+++ Supplied data +++

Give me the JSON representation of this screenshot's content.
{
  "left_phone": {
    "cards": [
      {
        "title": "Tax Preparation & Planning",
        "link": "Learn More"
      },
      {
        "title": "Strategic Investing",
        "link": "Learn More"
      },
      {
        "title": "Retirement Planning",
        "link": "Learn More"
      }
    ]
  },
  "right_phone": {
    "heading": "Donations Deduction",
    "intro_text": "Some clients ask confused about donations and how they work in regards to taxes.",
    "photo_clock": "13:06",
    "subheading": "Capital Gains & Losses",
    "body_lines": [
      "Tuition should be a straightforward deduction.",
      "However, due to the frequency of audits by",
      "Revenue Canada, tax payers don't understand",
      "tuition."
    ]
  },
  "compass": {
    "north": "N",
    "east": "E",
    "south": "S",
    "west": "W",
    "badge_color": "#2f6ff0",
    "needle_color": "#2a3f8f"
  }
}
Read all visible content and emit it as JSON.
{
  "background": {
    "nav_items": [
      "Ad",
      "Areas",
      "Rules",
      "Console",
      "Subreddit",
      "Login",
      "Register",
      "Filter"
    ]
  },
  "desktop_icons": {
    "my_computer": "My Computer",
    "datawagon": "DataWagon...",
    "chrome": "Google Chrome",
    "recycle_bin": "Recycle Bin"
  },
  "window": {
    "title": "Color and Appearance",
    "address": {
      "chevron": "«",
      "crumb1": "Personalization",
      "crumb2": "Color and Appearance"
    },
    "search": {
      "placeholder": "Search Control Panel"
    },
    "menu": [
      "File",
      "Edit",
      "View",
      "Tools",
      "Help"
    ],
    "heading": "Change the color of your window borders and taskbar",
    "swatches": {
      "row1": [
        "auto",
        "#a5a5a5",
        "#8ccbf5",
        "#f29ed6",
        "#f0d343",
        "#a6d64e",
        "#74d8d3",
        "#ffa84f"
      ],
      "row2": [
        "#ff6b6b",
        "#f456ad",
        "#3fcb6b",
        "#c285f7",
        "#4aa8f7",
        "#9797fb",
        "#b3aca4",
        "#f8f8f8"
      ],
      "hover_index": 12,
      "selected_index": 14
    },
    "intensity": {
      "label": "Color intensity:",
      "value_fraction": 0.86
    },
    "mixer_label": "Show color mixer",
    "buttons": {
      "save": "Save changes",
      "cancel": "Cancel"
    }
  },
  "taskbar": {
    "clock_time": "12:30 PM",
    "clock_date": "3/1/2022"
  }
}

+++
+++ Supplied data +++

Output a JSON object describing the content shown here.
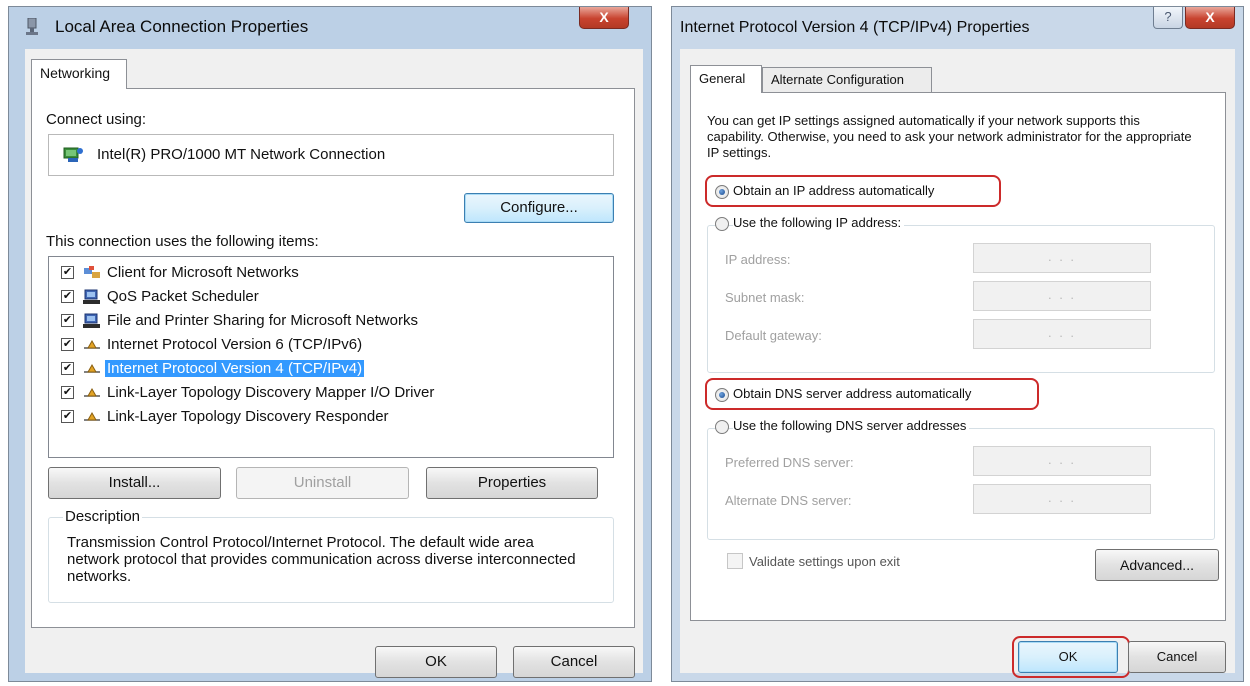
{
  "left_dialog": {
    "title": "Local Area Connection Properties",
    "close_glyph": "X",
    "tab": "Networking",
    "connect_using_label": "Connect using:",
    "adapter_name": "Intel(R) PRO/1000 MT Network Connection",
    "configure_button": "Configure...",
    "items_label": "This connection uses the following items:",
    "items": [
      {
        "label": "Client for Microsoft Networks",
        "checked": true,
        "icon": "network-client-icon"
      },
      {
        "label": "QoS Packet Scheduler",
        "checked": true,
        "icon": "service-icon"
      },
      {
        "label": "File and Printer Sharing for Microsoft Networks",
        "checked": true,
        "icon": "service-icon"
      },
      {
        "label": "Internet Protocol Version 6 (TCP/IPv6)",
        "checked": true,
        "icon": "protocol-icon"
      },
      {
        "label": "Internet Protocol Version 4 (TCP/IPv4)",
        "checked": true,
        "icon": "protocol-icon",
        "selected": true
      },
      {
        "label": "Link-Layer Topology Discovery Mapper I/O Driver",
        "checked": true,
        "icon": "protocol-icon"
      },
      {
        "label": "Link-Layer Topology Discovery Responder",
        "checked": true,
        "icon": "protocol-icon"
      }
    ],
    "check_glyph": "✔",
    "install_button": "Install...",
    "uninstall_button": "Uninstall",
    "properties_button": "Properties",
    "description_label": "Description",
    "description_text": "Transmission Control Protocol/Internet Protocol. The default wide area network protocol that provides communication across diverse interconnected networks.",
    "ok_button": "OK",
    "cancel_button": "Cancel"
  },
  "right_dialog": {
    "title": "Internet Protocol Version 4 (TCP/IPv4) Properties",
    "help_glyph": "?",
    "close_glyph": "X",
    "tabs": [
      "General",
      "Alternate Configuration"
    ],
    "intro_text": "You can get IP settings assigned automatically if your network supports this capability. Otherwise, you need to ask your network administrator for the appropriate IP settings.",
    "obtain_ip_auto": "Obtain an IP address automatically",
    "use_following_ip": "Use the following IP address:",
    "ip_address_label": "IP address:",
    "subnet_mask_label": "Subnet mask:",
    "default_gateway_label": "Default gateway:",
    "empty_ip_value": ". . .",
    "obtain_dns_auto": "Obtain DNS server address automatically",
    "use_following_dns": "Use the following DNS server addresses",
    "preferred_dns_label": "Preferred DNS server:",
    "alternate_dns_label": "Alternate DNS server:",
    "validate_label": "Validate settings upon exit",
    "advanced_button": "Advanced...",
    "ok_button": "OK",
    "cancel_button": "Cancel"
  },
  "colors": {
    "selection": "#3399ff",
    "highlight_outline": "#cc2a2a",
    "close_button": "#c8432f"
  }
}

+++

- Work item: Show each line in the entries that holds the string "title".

- Written answer:
        "title": "Tax Preparation & Planning",
        "title": "Strategic Investing",
        "title": "Retirement Planning",
    "title": "Color and Appearance",
    "title": "Local Area Connection Properties",
    "title": "Internet Protocol Version 4 (TCP/IPv4) Properties",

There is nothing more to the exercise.